Reproduce the entries exactly, but keep the pictures out of the copy.

*** Information supplied ***

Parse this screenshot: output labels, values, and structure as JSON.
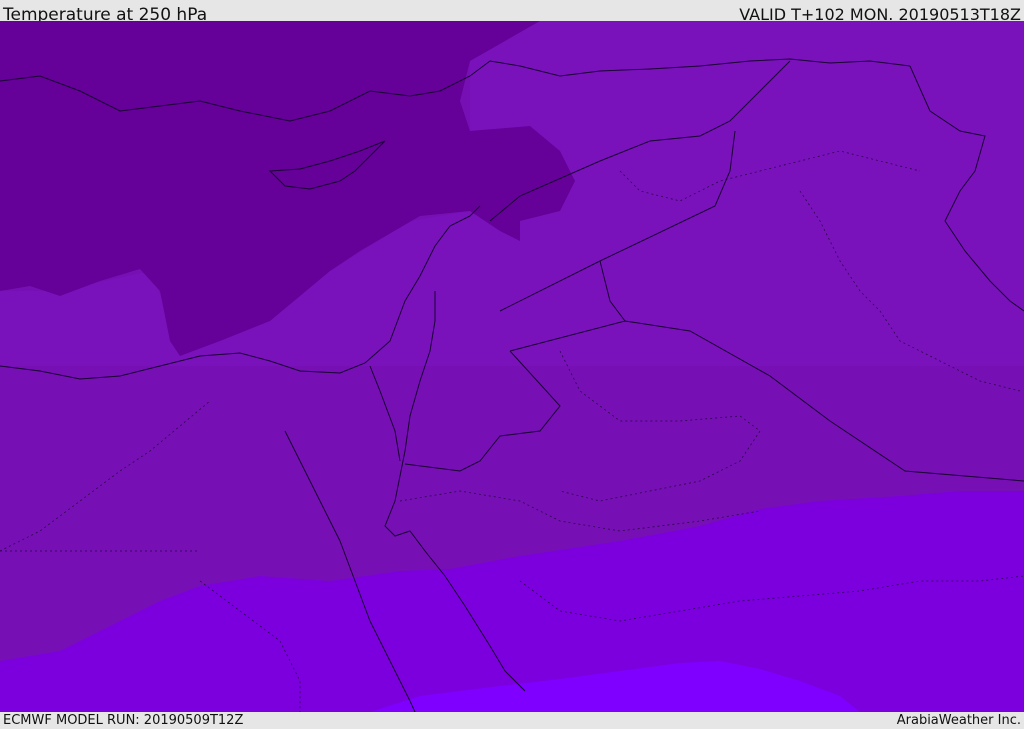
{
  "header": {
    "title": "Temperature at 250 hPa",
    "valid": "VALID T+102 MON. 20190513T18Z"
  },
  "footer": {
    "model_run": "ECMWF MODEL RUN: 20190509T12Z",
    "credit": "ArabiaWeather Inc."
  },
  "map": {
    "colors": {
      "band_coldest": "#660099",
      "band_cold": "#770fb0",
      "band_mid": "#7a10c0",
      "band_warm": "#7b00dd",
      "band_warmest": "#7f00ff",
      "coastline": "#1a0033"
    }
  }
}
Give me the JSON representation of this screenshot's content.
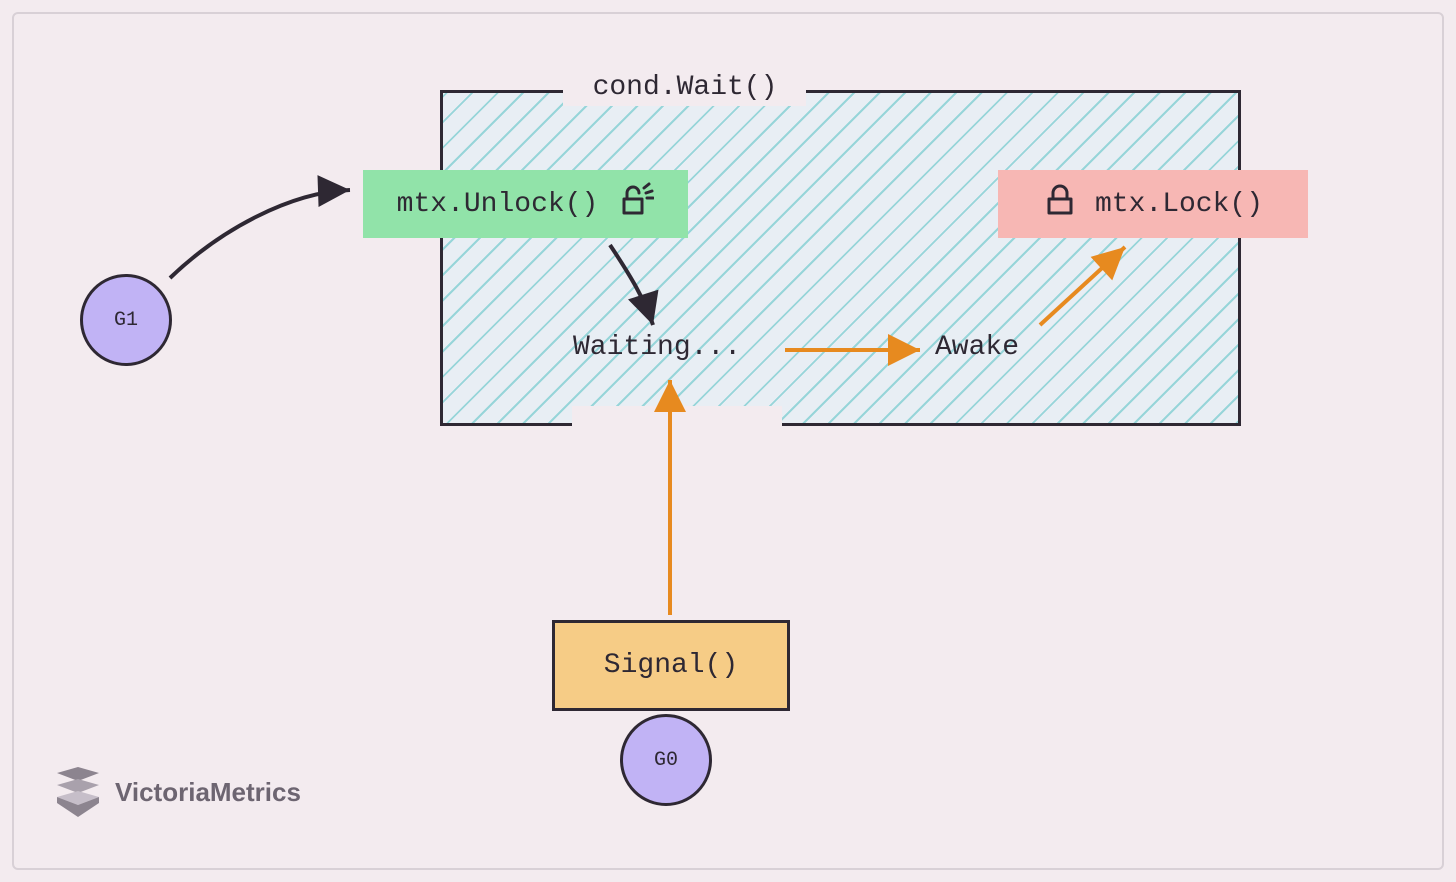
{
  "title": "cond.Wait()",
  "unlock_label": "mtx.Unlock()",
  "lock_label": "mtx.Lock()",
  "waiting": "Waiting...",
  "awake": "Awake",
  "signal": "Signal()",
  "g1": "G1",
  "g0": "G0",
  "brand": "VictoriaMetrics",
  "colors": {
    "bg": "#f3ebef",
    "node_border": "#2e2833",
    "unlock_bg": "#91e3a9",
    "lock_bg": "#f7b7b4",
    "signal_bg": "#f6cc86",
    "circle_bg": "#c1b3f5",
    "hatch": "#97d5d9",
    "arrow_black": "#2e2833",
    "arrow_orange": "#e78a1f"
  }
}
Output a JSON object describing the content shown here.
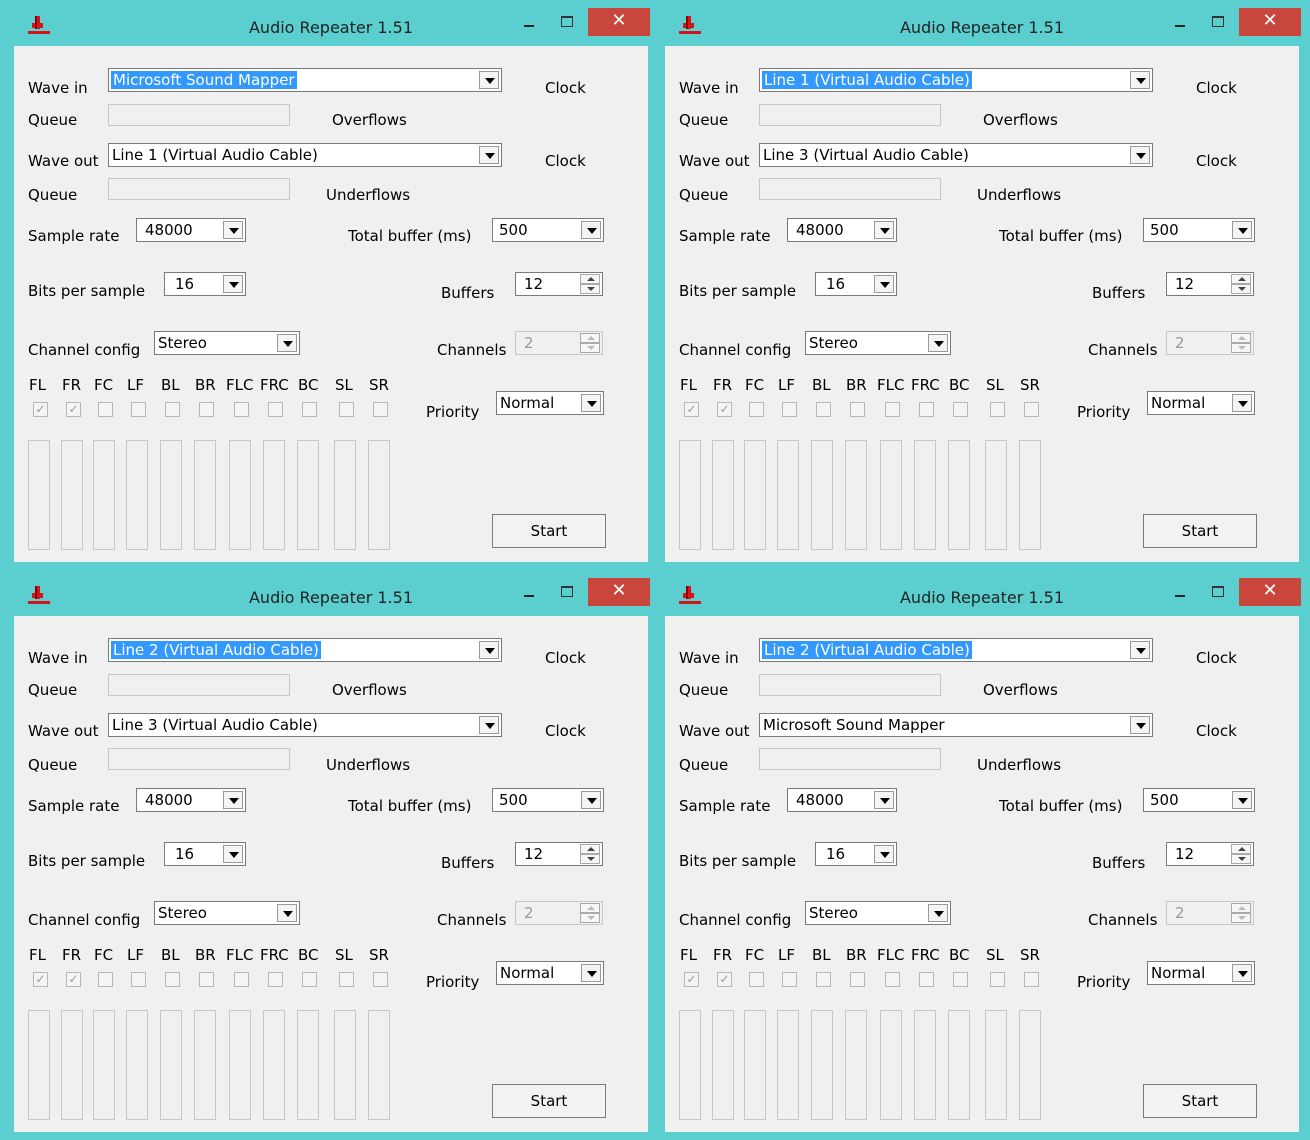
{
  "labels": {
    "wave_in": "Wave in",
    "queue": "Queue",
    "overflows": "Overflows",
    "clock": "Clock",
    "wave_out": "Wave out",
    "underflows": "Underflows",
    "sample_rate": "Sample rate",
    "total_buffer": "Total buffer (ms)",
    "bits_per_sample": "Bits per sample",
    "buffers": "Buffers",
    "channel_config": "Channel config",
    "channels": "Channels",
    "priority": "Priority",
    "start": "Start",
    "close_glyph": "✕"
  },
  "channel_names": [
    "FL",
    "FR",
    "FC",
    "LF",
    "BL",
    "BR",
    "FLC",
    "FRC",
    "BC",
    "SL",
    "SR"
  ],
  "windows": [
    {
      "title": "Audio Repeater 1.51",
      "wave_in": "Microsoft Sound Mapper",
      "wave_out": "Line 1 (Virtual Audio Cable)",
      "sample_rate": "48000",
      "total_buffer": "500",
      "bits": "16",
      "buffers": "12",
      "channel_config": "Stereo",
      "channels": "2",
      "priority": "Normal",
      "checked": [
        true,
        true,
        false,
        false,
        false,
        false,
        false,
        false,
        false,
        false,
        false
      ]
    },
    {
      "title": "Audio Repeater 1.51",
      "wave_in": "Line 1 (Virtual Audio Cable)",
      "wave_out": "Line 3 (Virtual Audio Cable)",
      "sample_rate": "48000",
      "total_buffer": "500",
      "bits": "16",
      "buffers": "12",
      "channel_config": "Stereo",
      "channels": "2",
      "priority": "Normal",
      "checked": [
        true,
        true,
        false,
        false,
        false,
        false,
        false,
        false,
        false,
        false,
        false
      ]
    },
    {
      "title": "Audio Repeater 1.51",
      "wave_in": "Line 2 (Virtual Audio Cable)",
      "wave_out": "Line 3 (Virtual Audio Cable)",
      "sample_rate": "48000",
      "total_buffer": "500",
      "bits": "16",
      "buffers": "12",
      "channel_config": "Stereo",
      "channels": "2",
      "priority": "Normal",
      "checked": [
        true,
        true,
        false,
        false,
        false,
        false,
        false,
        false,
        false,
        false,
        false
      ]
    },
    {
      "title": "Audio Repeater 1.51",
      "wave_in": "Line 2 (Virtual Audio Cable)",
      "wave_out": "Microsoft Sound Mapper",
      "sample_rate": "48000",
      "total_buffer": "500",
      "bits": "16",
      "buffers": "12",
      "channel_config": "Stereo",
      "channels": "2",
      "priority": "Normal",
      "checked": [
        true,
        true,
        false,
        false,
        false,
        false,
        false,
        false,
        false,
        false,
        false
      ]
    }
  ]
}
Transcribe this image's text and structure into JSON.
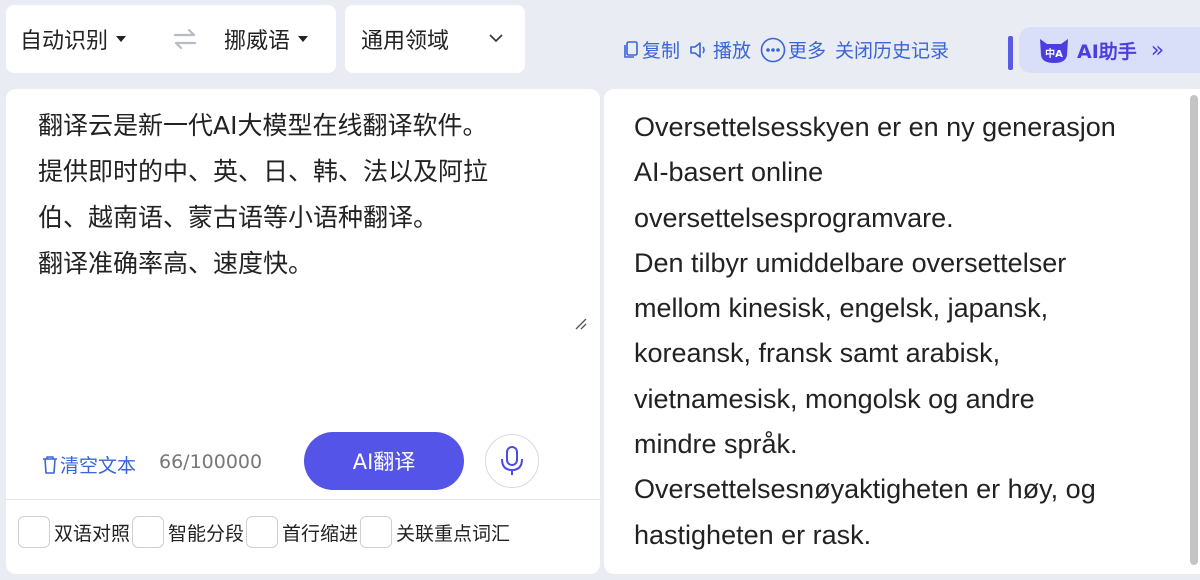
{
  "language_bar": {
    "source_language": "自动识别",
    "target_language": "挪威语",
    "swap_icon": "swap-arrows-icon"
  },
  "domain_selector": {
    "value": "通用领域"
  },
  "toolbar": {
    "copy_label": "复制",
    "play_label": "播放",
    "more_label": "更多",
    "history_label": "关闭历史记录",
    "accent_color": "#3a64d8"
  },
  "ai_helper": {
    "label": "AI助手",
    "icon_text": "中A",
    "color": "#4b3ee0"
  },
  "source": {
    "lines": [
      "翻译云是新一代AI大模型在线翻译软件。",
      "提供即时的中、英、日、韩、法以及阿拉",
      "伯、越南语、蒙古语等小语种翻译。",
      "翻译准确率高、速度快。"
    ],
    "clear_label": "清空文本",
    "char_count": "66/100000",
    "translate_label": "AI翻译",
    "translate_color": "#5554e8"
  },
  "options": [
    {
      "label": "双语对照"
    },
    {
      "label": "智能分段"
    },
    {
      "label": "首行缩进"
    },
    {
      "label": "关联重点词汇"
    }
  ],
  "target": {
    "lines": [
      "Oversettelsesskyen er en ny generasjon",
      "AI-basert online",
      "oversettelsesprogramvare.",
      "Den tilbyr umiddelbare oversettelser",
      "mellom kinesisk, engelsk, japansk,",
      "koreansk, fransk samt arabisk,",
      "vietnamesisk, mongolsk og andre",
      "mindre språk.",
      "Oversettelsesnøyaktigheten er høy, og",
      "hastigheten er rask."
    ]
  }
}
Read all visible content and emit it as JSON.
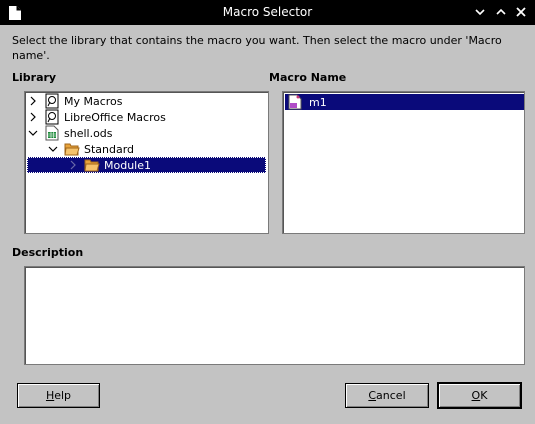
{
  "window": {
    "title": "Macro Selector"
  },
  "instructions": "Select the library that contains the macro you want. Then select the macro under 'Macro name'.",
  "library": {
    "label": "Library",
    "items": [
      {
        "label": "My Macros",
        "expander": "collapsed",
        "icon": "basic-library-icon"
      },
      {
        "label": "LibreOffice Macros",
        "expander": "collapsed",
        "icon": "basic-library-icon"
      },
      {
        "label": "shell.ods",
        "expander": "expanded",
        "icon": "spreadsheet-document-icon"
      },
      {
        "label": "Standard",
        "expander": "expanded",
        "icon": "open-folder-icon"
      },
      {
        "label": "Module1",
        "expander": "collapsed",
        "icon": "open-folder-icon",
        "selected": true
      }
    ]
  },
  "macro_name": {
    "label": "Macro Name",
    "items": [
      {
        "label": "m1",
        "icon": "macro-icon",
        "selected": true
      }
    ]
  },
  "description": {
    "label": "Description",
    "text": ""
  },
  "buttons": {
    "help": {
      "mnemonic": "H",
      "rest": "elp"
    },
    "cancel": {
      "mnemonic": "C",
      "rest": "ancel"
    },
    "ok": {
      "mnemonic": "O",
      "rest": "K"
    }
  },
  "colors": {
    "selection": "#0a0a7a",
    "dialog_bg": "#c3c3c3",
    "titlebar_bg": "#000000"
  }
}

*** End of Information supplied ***

** Exercise solution **
Parse this screenshot: output labels, values, and structure as JSON.
{
  "header": {
    "title": "Temperature at 250 hPa",
    "valid": "VALID T+102 MON. 20190513T18Z"
  },
  "footer": {
    "model_run": "ECMWF MODEL RUN: 20190509T12Z",
    "credit": "ArabiaWeather Inc."
  },
  "map": {
    "colors": {
      "band_coldest": "#660099",
      "band_cold": "#770fb0",
      "band_mid": "#7a10c0",
      "band_warm": "#7b00dd",
      "band_warmest": "#7f00ff",
      "coastline": "#1a0033"
    }
  }
}
Give me the JSON representation of this screenshot's content.
{
  "title": "cond.Wait()",
  "unlock_label": "mtx.Unlock()",
  "lock_label": "mtx.Lock()",
  "waiting": "Waiting...",
  "awake": "Awake",
  "signal": "Signal()",
  "g1": "G1",
  "g0": "G0",
  "brand": "VictoriaMetrics",
  "colors": {
    "bg": "#f3ebef",
    "node_border": "#2e2833",
    "unlock_bg": "#91e3a9",
    "lock_bg": "#f7b7b4",
    "signal_bg": "#f6cc86",
    "circle_bg": "#c1b3f5",
    "hatch": "#97d5d9",
    "arrow_black": "#2e2833",
    "arrow_orange": "#e78a1f"
  }
}
Output a JSON object describing the content shown here.
{
  "labels": {
    "wave_in": "Wave in",
    "queue": "Queue",
    "overflows": "Overflows",
    "clock": "Clock",
    "wave_out": "Wave out",
    "underflows": "Underflows",
    "sample_rate": "Sample rate",
    "total_buffer": "Total buffer (ms)",
    "bits_per_sample": "Bits per sample",
    "buffers": "Buffers",
    "channel_config": "Channel config",
    "channels": "Channels",
    "priority": "Priority",
    "start": "Start",
    "close_glyph": "✕"
  },
  "channel_names": [
    "FL",
    "FR",
    "FC",
    "LF",
    "BL",
    "BR",
    "FLC",
    "FRC",
    "BC",
    "SL",
    "SR"
  ],
  "windows": [
    {
      "title": "Audio Repeater 1.51",
      "wave_in": "Microsoft Sound Mapper",
      "wave_out": "Line 1 (Virtual Audio Cable)",
      "sample_rate": "48000",
      "total_buffer": "500",
      "bits": "16",
      "buffers": "12",
      "channel_config": "Stereo",
      "channels": "2",
      "priority": "Normal",
      "checked": [
        true,
        true,
        false,
        false,
        false,
        false,
        false,
        false,
        false,
        false,
        false
      ]
    },
    {
      "title": "Audio Repeater 1.51",
      "wave_in": "Line 1 (Virtual Audio Cable)",
      "wave_out": "Line 3 (Virtual Audio Cable)",
      "sample_rate": "48000",
      "total_buffer": "500",
      "bits": "16",
      "buffers": "12",
      "channel_config": "Stereo",
      "channels": "2",
      "priority": "Normal",
      "checked": [
        true,
        true,
        false,
        false,
        false,
        false,
        false,
        false,
        false,
        false,
        false
      ]
    },
    {
      "title": "Audio Repeater 1.51",
      "wave_in": "Line 2 (Virtual Audio Cable)",
      "wave_out": "Line 3 (Virtual Audio Cable)",
      "sample_rate": "48000",
      "total_buffer": "500",
      "bits": "16",
      "buffers": "12",
      "channel_config": "Stereo",
      "channels": "2",
      "priority": "Normal",
      "checked": [
        true,
        true,
        false,
        false,
        false,
        false,
        false,
        false,
        false,
        false,
        false
      ]
    },
    {
      "title": "Audio Repeater 1.51",
      "wave_in": "Line 2 (Virtual Audio Cable)",
      "wave_out": "Microsoft Sound Mapper",
      "sample_rate": "48000",
      "total_buffer": "500",
      "bits": "16",
      "buffers": "12",
      "channel_config": "Stereo",
      "channels": "2",
      "priority": "Normal",
      "checked": [
        true,
        true,
        false,
        false,
        false,
        false,
        false,
        false,
        false,
        false,
        false
      ]
    }
  ]
}
Transcribe this image's text and structure into JSON.
{
  "language_bar": {
    "source_language": "自动识别",
    "target_language": "挪威语",
    "swap_icon": "swap-arrows-icon"
  },
  "domain_selector": {
    "value": "通用领域"
  },
  "toolbar": {
    "copy_label": "复制",
    "play_label": "播放",
    "more_label": "更多",
    "history_label": "关闭历史记录",
    "accent_color": "#3a64d8"
  },
  "ai_helper": {
    "label": "AI助手",
    "icon_text": "中A",
    "color": "#4b3ee0"
  },
  "source": {
    "lines": [
      "翻译云是新一代AI大模型在线翻译软件。",
      "提供即时的中、英、日、韩、法以及阿拉",
      "伯、越南语、蒙古语等小语种翻译。",
      "翻译准确率高、速度快。"
    ],
    "clear_label": "清空文本",
    "char_count": "66/100000",
    "translate_label": "AI翻译",
    "translate_color": "#5554e8"
  },
  "options": [
    {
      "label": "双语对照"
    },
    {
      "label": "智能分段"
    },
    {
      "label": "首行缩进"
    },
    {
      "label": "关联重点词汇"
    }
  ],
  "target": {
    "lines": [
      "Oversettelsesskyen er en ny generasjon",
      "AI-basert online",
      "oversettelsesprogramvare.",
      "Den tilbyr umiddelbare oversettelser",
      "mellom kinesisk, engelsk, japansk,",
      "koreansk, fransk samt arabisk,",
      "vietnamesisk, mongolsk og andre",
      "mindre språk.",
      "Oversettelsesnøyaktigheten er høy, og",
      "hastigheten er rask."
    ]
  }
}
Read all visible content and emit it as JSON.
{
  "window": {
    "title": "Macro Selector"
  },
  "instructions": "Select the library that contains the macro you want. Then select the macro under 'Macro name'.",
  "library": {
    "label": "Library",
    "items": [
      {
        "label": "My Macros",
        "expander": "collapsed",
        "icon": "basic-library-icon"
      },
      {
        "label": "LibreOffice Macros",
        "expander": "collapsed",
        "icon": "basic-library-icon"
      },
      {
        "label": "shell.ods",
        "expander": "expanded",
        "icon": "spreadsheet-document-icon"
      },
      {
        "label": "Standard",
        "expander": "expanded",
        "icon": "open-folder-icon"
      },
      {
        "label": "Module1",
        "expander": "collapsed",
        "icon": "open-folder-icon",
        "selected": true
      }
    ]
  },
  "macro_name": {
    "label": "Macro Name",
    "items": [
      {
        "label": "m1",
        "icon": "macro-icon",
        "selected": true
      }
    ]
  },
  "description": {
    "label": "Description",
    "text": ""
  },
  "buttons": {
    "help": {
      "mnemonic": "H",
      "rest": "elp"
    },
    "cancel": {
      "mnemonic": "C",
      "rest": "ancel"
    },
    "ok": {
      "mnemonic": "O",
      "rest": "K"
    }
  },
  "colors": {
    "selection": "#0a0a7a",
    "dialog_bg": "#c3c3c3",
    "titlebar_bg": "#000000"
  }
}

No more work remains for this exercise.